Working on a construction site can be a dangerous occupation; that much is true. According to a report from Occupational Safety Health Administration (OSHA), construction-related fatalities accounted for 21.1% of all worker fatalities in 2018. With nearly 6.5 million people working at over 250,000 construction sites across the U.S. on any given day, it’s easy to see why enforcing preventative construction site safety procedures is critical.
If you’re a construction site manager or project manager, it’s your responsibility to implement the appropriate safety measures to safeguard your workers from unnecessary dangers and hazards.
Below are the 5 construction site safety procedures that need to be in place to improve worker safety:
1) Perform A Thorough Worksite Evaluation:
It sounds obvious, but regularly analyzing your worksite to identify any potential hazards is key to developing an effective way for eliminating or minimizing them and optimizing safety. Referred to as OSHA’s “Fatal Four,” the most common potential hazards workers may encounter on construction sites include; electrocution, falls, caught-betweens or caught-ins, and struck-by.
When evaluating the worksite, before allowing any work to commence, be sure to always check construction equipment, tools and machines in the construction site to ensure they’re safe for use. For instance, conducting proper planning and staging before starting the day ensures that employees have the right tools and equipment they need for their work.
After conducting an evaluation be sure to use clear signage so that all construction site safety procedures are known. Visible signage helps workers remember and understand safety protocols that need to be followed at all times. This should include the marking of separate entry and exit points for workers, vehicles and machinery. There should be clear signage for site amenities, as well as first aid and emergency fire equipment.
2) Provide Worker Training:
Training is key to ensuring workplace safety in all industries. Many project managers assume that all workers are aware of the construction site safety procedures, but that’s not always the case. Employers should develop a simple, but effective safety training plan for workers.
Your training plan should prioritize the most common mistakes, safety risks and incidents that you’ve noted in a specific area.

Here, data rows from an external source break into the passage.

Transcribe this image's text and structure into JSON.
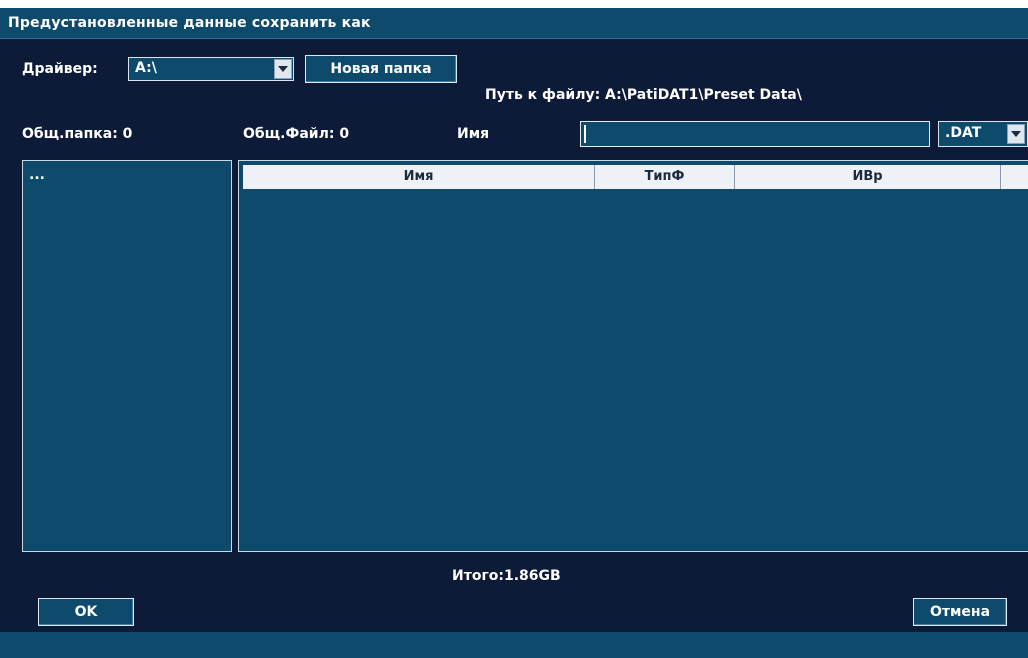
{
  "window": {
    "title": "Предустановленные данные сохранить как"
  },
  "toolbar": {
    "driver_label": "Драйвер:",
    "driver_value": "A:\\",
    "new_folder_label": "Новая папка",
    "path_text": "Путь к файлу: A:\\PatiDAT1\\Preset Data\\"
  },
  "info": {
    "total_folders": "Общ.папка: 0",
    "total_files": "Общ.Файл: 0",
    "name_label": "Имя",
    "name_value": "",
    "extension_value": ".DAT"
  },
  "folder_tree": {
    "items": [
      "..."
    ]
  },
  "file_table": {
    "columns": [
      "Имя",
      "ТипФ",
      "ИВр"
    ],
    "rows": []
  },
  "summary": {
    "total": "Итого:1.86GB"
  },
  "footer": {
    "ok_label": "OK",
    "cancel_label": "Отмена"
  },
  "colors": {
    "background": "#0d1b38",
    "panel": "#0e4a6b",
    "border": "#c9d8e4",
    "header": "#eef1f5"
  },
  "icons": {
    "dropdown": "chevron-down-icon"
  }
}
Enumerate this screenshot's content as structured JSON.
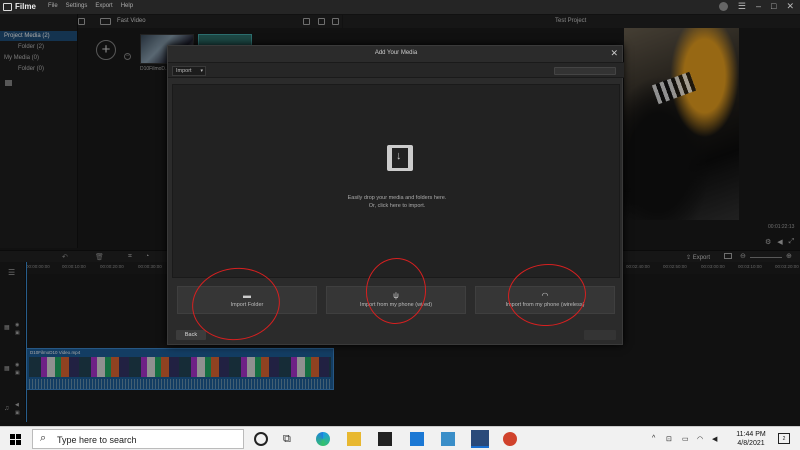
{
  "app": {
    "name": "Filme",
    "menu": [
      "File",
      "Settings",
      "Export",
      "Help"
    ]
  },
  "media_toolbar": {
    "title": "Fast Video"
  },
  "tree": {
    "items": [
      {
        "label": "Project Media (2)"
      },
      {
        "label": "Folder (2)"
      },
      {
        "label": "My Media (0)"
      },
      {
        "label": "Folder (0)"
      }
    ]
  },
  "media_bin": {
    "thumb_label": "D10FilmoD..."
  },
  "preview": {
    "title": "Test Project",
    "timecode": "00:01:22:13"
  },
  "timeline": {
    "export_label": "Export",
    "ticks": [
      "00:00:00:00",
      "00:00:10:00",
      "00:00:20:00",
      "00:00:30:00",
      "00:02:40:00",
      "00:02:50:00",
      "00:03:00:00",
      "00:03:10:00",
      "00:03:20:00"
    ],
    "clip_label": "D10FilmoD10 Video.mp4"
  },
  "modal": {
    "title": "Add Your Media",
    "import_dropdown": "Import",
    "drop_line1": "Easily drop your media and folders here.",
    "drop_line2": "Or, click here to import.",
    "options": [
      {
        "label": "Import Folder",
        "icon": "folder-icon"
      },
      {
        "label": "Import from my phone (wired)",
        "icon": "usb-icon"
      },
      {
        "label": "Import from my phone (wireless)",
        "icon": "wifi-icon"
      }
    ],
    "back_label": "Back"
  },
  "annotation_color": "#d62020",
  "taskbar": {
    "search_placeholder": "Type here to search",
    "time": "11:44 PM",
    "date": "4/8/2021",
    "notification_count": "2"
  }
}
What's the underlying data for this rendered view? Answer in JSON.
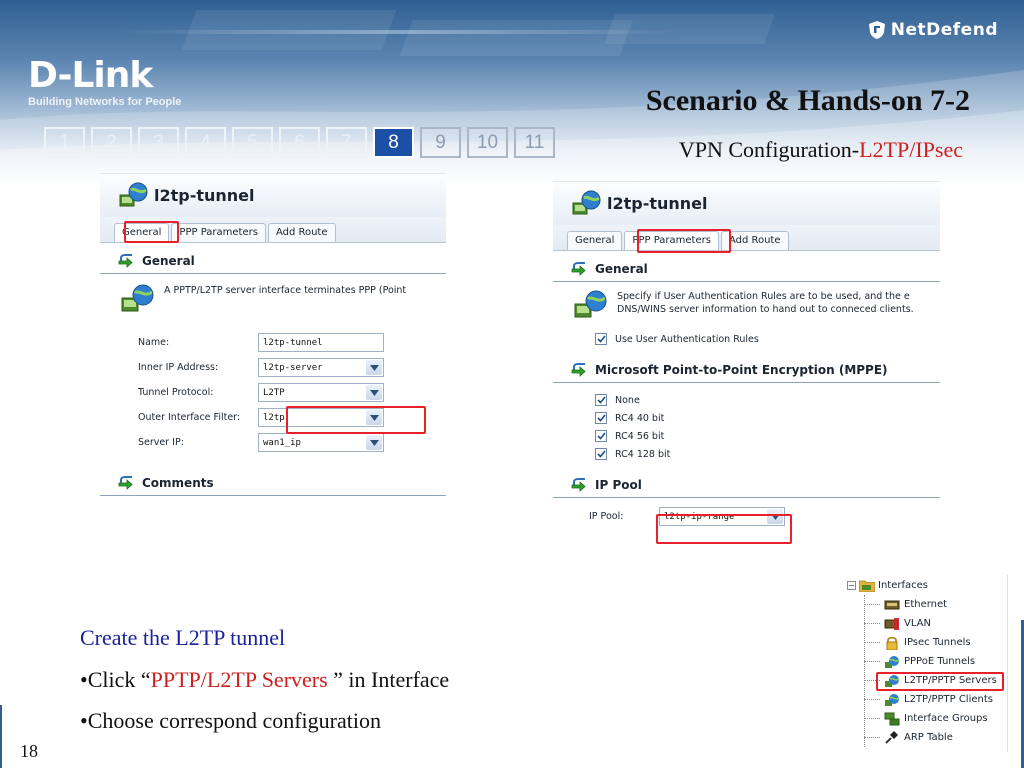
{
  "slide": {
    "brand": {
      "name": "D-Link",
      "tagline": "Building Networks for People",
      "product": "NetDefend"
    },
    "title": "Scenario & Hands-on 7-2",
    "subtitle_prefix": "VPN Configuration-",
    "subtitle_highlight": "L2TP/IPsec",
    "pager": {
      "pages": [
        "1",
        "2",
        "3",
        "4",
        "5",
        "6",
        "7",
        "8",
        "9",
        "10",
        "11"
      ],
      "current": "8"
    },
    "page_number": "18"
  },
  "left_screenshot": {
    "title": "l2tp-tunnel",
    "tabs": [
      "General",
      "PPP Parameters",
      "Add Route"
    ],
    "selected_tab": "General",
    "section_general": "General",
    "description": "A PPTP/L2TP server interface terminates PPP (Point",
    "fields": [
      {
        "label": "Name:",
        "value": "l2tp-tunnel",
        "type": "text"
      },
      {
        "label": "Inner IP Address:",
        "value": "l2tp-server",
        "type": "select"
      },
      {
        "label": "Tunnel Protocol:",
        "value": "L2TP",
        "type": "select"
      },
      {
        "label": "Outer Interface Filter:",
        "value": "l2tp",
        "type": "select"
      },
      {
        "label": "Server IP:",
        "value": "wan1_ip",
        "type": "select"
      }
    ],
    "section_comments": "Comments"
  },
  "right_screenshot": {
    "title": "l2tp-tunnel",
    "tabs": [
      "General",
      "PPP Parameters",
      "Add Route"
    ],
    "selected_tab": "PPP Parameters",
    "section_general": "General",
    "description_line1": "Specify if User Authentication Rules are to be used, and the e",
    "description_line2": "DNS/WINS server information to hand out to conneced clients.",
    "use_auth_rules": "Use User Authentication Rules",
    "section_mppe": "Microsoft Point-to-Point Encryption (MPPE)",
    "mppe_options": [
      "None",
      "RC4 40 bit",
      "RC4 56 bit",
      "RC4 128 bit"
    ],
    "section_ippool": "IP Pool",
    "ip_pool_label": "IP Pool:",
    "ip_pool_value": "l2tp-ip-range"
  },
  "tree": {
    "root": "Interfaces",
    "items": [
      "Ethernet",
      "VLAN",
      "IPsec Tunnels",
      "PPPoE Tunnels",
      "L2TP/PPTP Servers",
      "L2TP/PPTP Clients",
      "Interface Groups",
      "ARP Table"
    ],
    "highlighted": "L2TP/PPTP Servers"
  },
  "instructions": {
    "heading": "Create the L2TP tunnel",
    "step1_prefix": "•Click “",
    "step1_highlight": "PPTP/L2TP Servers",
    "step1_suffix": " ” in Interface",
    "step2": "•Choose correspond configuration"
  },
  "colors": {
    "highlight_red": "#e8202a",
    "text_red": "#cc1f1f",
    "heading_blue": "#1a1f9a",
    "pager_active": "#1c4fa6",
    "banner": "#2f5f93"
  },
  "icons": {
    "tunnel": "globe-computer-icon",
    "section": "arrow-right-icon",
    "dropdown": "chevron-down-icon",
    "checkbox": "check-icon",
    "folder": "folder-icon"
  }
}
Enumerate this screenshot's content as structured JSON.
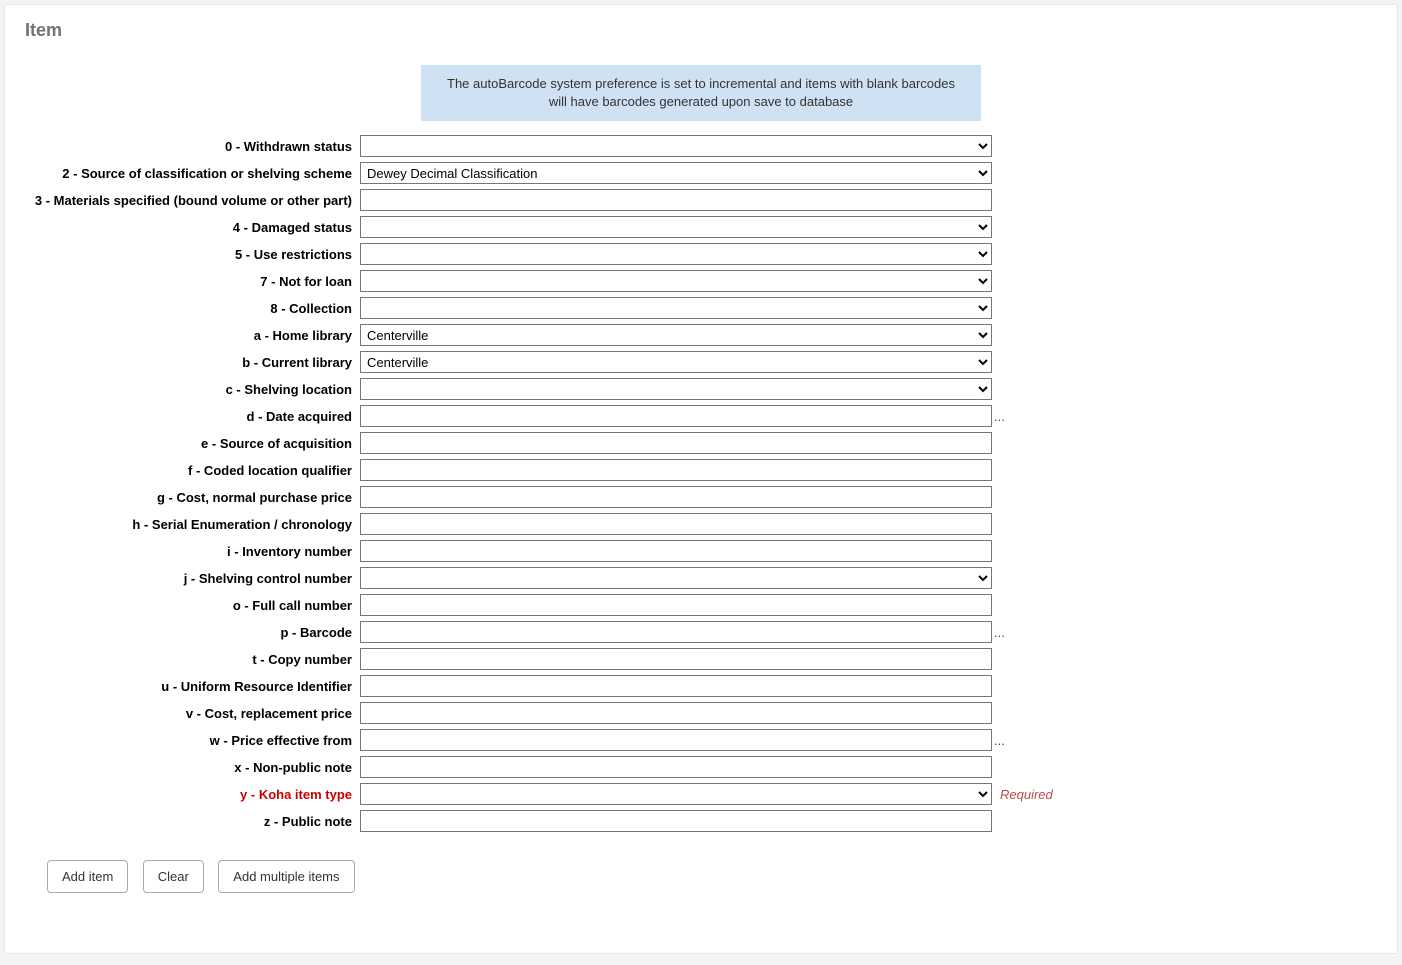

Make sure the training is in an easy-to-understand format that includes making materials available in multiple languages and using illustrative examples when possible. Workers will be more engaged if they can understand the training you’re offering. Whether you’re offering training to address certain violations or on site safety procedures for a new construction project, you should deliver training in an accessible and flexible model.
Failing to provide training to all workers, is one of the leading causes to the increase in injuries and fatalities in construction sites.
3) Supply Workers with Personal Protective Equipment (PPE)
As part of construction site safety procedures, all construction workers should be provided with the necessary personal protective equipment (PPE). Quality, well-fitting and comfortable PPE must be provided to all workers. The gear and equipment should be stored properly after use and be inspected and maintained on a regular basis. It isn’t enough to simply provide PPE; it also needs to be properly fitted.
For example, if filtering face piece respirators are required, ensure that workers are medically cleared and the mask they receive is properly fitted to their face to ensure a proper seal. Fit testing must be performed with an OSHA approved fit test protocol.
4) Promote and Enforce Good Practices
Ensure that management, site supervisors and workers are all enforcing good practices and rules. A construction site is most safe when everyone holds each other accountable, regardless of job title and function.
Employers should encourage workers to be part of the construction site safety program by allowing them to weigh in with their own ideas on how to improve worksite safety. In addition, employers should acknowledge workers that report safety concerns and hazards to supervisors and project managers. Most incidents can be easily avoided if someone speaks up, so remind them to speak up and in a timely fashion about safety concerns.
Due to the nature of working at construction sites, it’s hard to eliminate all safety risks. While enforcing good practices in construction sites may help prevent safety issues, it’s always best to minimize and manage risks in construction sites. This can be done by regularly conducting safety audits and having in place protocols to report, evaluate and address potential hazards.
5) Ensure Proper Material Handling and Storage
All construction materials and equipment should be stored properly when not in use to prevent materials damage, accidents or injuries. Ensure safe loading limits for materials stored inside a building. All passageways should be kept clear for workers.
All personnel working on a construction site should be aware of the proper material handling and storage procedures. For manual material handling, the expected lifting techniques should be made clear to avoid injuries. For handling using mechanical devices, operators need to be aware of the weight lifting capacity of equipment like cranes and forklifts to avoid potential accidents.
Construction sites present new safety challenges every day. Employers must be vigilant in maintaining safety at all times. Ensuring safety for all workers in a construction site takes more than just implementing a safety program or enforcing rules. There has to be a dedicated effort by supervisors, project managers and workers to ensure construction site safety procedures are followed every day. Bottom line, achieving safety takes teamwork.
View our other blog posts related to Personal Protective Equipment. This article republished with permission from Moldex.